> [Exercise brief]
In your answer, every line of the records should be written out exactly.

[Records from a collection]
* * * * * * *
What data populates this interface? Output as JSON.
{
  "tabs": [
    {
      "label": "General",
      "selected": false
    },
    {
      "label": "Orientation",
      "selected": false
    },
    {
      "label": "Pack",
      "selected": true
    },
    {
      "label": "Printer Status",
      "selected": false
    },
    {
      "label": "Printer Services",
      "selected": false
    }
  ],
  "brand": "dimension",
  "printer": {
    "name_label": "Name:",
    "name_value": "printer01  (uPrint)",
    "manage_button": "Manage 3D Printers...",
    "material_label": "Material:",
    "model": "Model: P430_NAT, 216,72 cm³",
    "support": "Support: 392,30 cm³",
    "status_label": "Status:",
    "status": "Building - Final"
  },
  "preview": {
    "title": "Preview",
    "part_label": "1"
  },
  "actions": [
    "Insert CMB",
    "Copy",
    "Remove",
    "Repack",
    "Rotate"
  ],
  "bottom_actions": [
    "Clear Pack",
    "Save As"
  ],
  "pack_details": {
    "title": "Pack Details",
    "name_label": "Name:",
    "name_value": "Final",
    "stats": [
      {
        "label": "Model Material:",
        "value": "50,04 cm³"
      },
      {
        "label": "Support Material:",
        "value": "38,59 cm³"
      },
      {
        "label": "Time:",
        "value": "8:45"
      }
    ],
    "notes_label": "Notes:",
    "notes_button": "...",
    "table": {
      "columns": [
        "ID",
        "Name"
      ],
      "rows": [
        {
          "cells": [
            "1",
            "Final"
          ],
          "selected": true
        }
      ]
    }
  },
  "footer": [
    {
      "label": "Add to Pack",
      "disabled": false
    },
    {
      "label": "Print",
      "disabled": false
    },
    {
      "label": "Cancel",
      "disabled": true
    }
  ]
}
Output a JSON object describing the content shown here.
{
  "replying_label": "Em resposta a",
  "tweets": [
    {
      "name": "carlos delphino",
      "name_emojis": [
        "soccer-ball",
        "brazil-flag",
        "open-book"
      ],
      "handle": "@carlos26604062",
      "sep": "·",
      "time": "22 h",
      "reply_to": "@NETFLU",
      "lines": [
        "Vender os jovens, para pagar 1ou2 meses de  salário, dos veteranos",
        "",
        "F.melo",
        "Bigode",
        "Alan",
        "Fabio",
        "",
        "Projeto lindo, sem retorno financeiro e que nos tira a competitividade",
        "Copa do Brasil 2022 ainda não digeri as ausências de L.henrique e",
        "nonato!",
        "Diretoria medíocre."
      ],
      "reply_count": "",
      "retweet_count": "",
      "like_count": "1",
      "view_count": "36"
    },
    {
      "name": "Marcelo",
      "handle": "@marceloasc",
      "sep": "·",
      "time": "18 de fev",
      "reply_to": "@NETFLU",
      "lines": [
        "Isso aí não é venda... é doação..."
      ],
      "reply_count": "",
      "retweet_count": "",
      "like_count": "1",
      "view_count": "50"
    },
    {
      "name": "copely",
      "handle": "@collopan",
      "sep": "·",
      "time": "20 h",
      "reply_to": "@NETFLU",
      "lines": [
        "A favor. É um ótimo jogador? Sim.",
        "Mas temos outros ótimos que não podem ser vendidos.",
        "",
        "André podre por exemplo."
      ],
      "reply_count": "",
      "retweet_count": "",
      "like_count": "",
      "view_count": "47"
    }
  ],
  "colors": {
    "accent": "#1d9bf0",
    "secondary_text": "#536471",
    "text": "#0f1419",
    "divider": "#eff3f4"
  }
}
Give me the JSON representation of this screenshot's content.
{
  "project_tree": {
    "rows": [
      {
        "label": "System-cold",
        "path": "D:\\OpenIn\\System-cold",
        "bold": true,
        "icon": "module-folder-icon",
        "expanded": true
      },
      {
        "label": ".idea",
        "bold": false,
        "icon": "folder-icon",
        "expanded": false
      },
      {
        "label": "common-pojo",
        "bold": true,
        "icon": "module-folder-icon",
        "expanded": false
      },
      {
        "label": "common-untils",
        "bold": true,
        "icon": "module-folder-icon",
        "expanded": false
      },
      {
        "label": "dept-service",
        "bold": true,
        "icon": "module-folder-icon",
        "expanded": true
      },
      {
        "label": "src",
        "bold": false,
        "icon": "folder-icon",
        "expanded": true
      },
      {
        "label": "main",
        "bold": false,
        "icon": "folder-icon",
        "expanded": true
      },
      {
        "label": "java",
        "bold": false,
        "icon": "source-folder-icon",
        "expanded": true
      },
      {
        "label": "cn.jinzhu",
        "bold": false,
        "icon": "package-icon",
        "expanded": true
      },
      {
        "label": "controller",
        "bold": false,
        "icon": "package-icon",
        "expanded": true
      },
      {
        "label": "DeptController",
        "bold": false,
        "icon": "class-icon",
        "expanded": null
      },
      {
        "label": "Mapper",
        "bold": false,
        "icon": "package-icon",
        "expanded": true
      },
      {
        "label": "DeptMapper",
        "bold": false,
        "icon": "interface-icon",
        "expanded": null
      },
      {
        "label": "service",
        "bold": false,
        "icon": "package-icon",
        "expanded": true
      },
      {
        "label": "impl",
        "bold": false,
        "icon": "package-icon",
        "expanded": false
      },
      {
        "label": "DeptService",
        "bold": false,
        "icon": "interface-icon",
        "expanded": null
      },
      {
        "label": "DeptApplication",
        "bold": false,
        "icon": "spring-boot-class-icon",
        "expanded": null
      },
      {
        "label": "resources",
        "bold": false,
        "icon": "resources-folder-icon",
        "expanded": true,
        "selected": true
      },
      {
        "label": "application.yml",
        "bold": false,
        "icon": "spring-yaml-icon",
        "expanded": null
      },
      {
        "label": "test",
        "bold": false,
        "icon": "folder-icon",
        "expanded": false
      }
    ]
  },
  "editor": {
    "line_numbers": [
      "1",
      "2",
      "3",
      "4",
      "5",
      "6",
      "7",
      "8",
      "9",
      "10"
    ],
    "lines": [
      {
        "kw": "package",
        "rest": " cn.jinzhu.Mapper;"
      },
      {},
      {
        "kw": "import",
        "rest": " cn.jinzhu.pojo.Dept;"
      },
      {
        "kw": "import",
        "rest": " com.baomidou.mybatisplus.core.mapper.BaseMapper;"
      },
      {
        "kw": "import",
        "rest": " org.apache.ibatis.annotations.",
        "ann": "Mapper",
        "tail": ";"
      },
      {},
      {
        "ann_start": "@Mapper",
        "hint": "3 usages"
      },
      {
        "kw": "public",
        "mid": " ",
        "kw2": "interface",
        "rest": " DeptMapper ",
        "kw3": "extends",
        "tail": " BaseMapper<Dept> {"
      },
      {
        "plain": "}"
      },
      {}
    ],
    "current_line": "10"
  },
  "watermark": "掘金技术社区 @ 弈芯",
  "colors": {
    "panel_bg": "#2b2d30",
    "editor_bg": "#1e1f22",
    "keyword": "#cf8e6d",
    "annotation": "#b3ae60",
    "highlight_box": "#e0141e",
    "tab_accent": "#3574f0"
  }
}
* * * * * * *
> [Task output]
What data populates this interface? Output as JSON.
{
  "tabs": [
    {
      "label": "General",
      "selected": false
    },
    {
      "label": "Orientation",
      "selected": false
    },
    {
      "label": "Pack",
      "selected": true
    },
    {
      "label": "Printer Status",
      "selected": false
    },
    {
      "label": "Printer Services",
      "selected": false
    }
  ],
  "brand": "dimension",
  "printer": {
    "name_label": "Name:",
    "name_value": "printer01  (uPrint)",
    "manage_button": "Manage 3D Printers...",
    "material_label": "Material:",
    "model": "Model: P430_NAT, 216,72 cm³",
    "support": "Support: 392,30 cm³",
    "status_label": "Status:",
    "status": "Building - Final"
  },
  "preview": {
    "title": "Preview",
    "part_label": "1"
  },
  "actions": [
    "Insert CMB",
    "Copy",
    "Remove",
    "Repack",
    "Rotate"
  ],
  "bottom_actions": [
    "Clear Pack",
    "Save As"
  ],
  "pack_details": {
    "title": "Pack Details",
    "name_label": "Name:",
    "name_value": "Final",
    "stats": [
      {
        "label": "Model Material:",
        "value": "50,04 cm³"
      },
      {
        "label": "Support Material:",
        "value": "38,59 cm³"
      },
      {
        "label": "Time:",
        "value": "8:45"
      }
    ],
    "notes_label": "Notes:",
    "notes_button": "...",
    "table": {
      "columns": [
        "ID",
        "Name"
      ],
      "rows": [
        {
          "cells": [
            "1",
            "Final"
          ],
          "selected": true
        }
      ]
    }
  },
  "footer": [
    {
      "label": "Add to Pack",
      "disabled": false
    },
    {
      "label": "Print",
      "disabled": false
    },
    {
      "label": "Cancel",
      "disabled": true
    }
  ]
}
Output a JSON object describing the content shown here.
{
  "replying_label": "Em resposta a",
  "tweets": [
    {
      "name": "carlos delphino",
      "name_emojis": [
        "soccer-ball",
        "brazil-flag",
        "open-book"
      ],
      "handle": "@carlos26604062",
      "sep": "·",
      "time": "22 h",
      "reply_to": "@NETFLU",
      "lines": [
        "Vender os jovens, para pagar 1ou2 meses de  salário, dos veteranos",
        "",
        "F.melo",
        "Bigode",
        "Alan",
        "Fabio",
        "",
        "Projeto lindo, sem retorno financeiro e que nos tira a competitividade",
        "Copa do Brasil 2022 ainda não digeri as ausências de L.henrique e",
        "nonato!",
        "Diretoria medíocre."
      ],
      "reply_count": "",
      "retweet_count": "",
      "like_count": "1",
      "view_count": "36"
    },
    {
      "name": "Marcelo",
      "handle": "@marceloasc",
      "sep": "·",
      "time": "18 de fev",
      "reply_to": "@NETFLU",
      "lines": [
        "Isso aí não é venda... é doação..."
      ],
      "reply_count": "",
      "retweet_count": "",
      "like_count": "1",
      "view_count": "50"
    },
    {
      "name": "copely",
      "handle": "@collopan",
      "sep": "·",
      "time": "20 h",
      "reply_to": "@NETFLU",
      "lines": [
        "A favor. É um ótimo jogador? Sim.",
        "Mas temos outros ótimos que não podem ser vendidos.",
        "",
        "André podre por exemplo."
      ],
      "reply_count": "",
      "retweet_count": "",
      "like_count": "",
      "view_count": "47"
    }
  ],
  "colors": {
    "accent": "#1d9bf0",
    "secondary_text": "#536471",
    "text": "#0f1419",
    "divider": "#eff3f4"
  }
}
Give me the JSON representation of this screenshot's content.
{
  "project_tree": {
    "rows": [
      {
        "label": "System-cold",
        "path": "D:\\OpenIn\\System-cold",
        "bold": true,
        "icon": "module-folder-icon",
        "expanded": true
      },
      {
        "label": ".idea",
        "bold": false,
        "icon": "folder-icon",
        "expanded": false
      },
      {
        "label": "common-pojo",
        "bold": true,
        "icon": "module-folder-icon",
        "expanded": false
      },
      {
        "label": "common-untils",
        "bold": true,
        "icon": "module-folder-icon",
        "expanded": false
      },
      {
        "label": "dept-service",
        "bold": true,
        "icon": "module-folder-icon",
        "expanded": true
      },
      {
        "label": "src",
        "bold": false,
        "icon": "folder-icon",
        "expanded": true
      },
      {
        "label": "main",
        "bold": false,
        "icon": "folder-icon",
        "expanded": true
      },
      {
        "label": "java",
        "bold": false,
        "icon": "source-folder-icon",
        "expanded": true
      },
      {
        "label": "cn.jinzhu",
        "bold": false,
        "icon": "package-icon",
        "expanded": true
      },
      {
        "label": "controller",
        "bold": false,
        "icon": "package-icon",
        "expanded": true
      },
      {
        "label": "DeptController",
        "bold": false,
        "icon": "class-icon",
        "expanded": null
      },
      {
        "label": "Mapper",
        "bold": false,
        "icon": "package-icon",
        "expanded": true
      },
      {
        "label": "DeptMapper",
        "bold": false,
        "icon": "interface-icon",
        "expanded": null
      },
      {
        "label": "service",
        "bold": false,
        "icon": "package-icon",
        "expanded": true
      },
      {
        "label": "impl",
        "bold": false,
        "icon": "package-icon",
        "expanded": false
      },
      {
        "label": "DeptService",
        "bold": false,
        "icon": "interface-icon",
        "expanded": null
      },
      {
        "label": "DeptApplication",
        "bold": false,
        "icon": "spring-boot-class-icon",
        "expanded": null
      },
      {
        "label": "resources",
        "bold": false,
        "icon": "resources-folder-icon",
        "expanded": true,
        "selected": true
      },
      {
        "label": "application.yml",
        "bold": false,
        "icon": "spring-yaml-icon",
        "expanded": null
      },
      {
        "label": "test",
        "bold": false,
        "icon": "folder-icon",
        "expanded": false
      }
    ]
  },
  "editor": {
    "line_numbers": [
      "1",
      "2",
      "3",
      "4",
      "5",
      "6",
      "7",
      "8",
      "9",
      "10"
    ],
    "lines": [
      {
        "kw": "package",
        "rest": " cn.jinzhu.Mapper;"
      },
      {},
      {
        "kw": "import",
        "rest": " cn.jinzhu.pojo.Dept;"
      },
      {
        "kw": "import",
        "rest": " com.baomidou.mybatisplus.core.mapper.BaseMapper;"
      },
      {
        "kw": "import",
        "rest": " org.apache.ibatis.annotations.",
        "ann": "Mapper",
        "tail": ";"
      },
      {},
      {
        "ann_start": "@Mapper",
        "hint": "3 usages"
      },
      {
        "kw": "public",
        "mid": " ",
        "kw2": "interface",
        "rest": " DeptMapper ",
        "kw3": "extends",
        "tail": " BaseMapper<Dept> {"
      },
      {
        "plain": "}"
      },
      {}
    ],
    "current_line": "10"
  },
  "watermark": "掘金技术社区 @ 弈芯",
  "colors": {
    "panel_bg": "#2b2d30",
    "editor_bg": "#1e1f22",
    "keyword": "#cf8e6d",
    "annotation": "#b3ae60",
    "highlight_box": "#e0141e",
    "tab_accent": "#3574f0"
  }
}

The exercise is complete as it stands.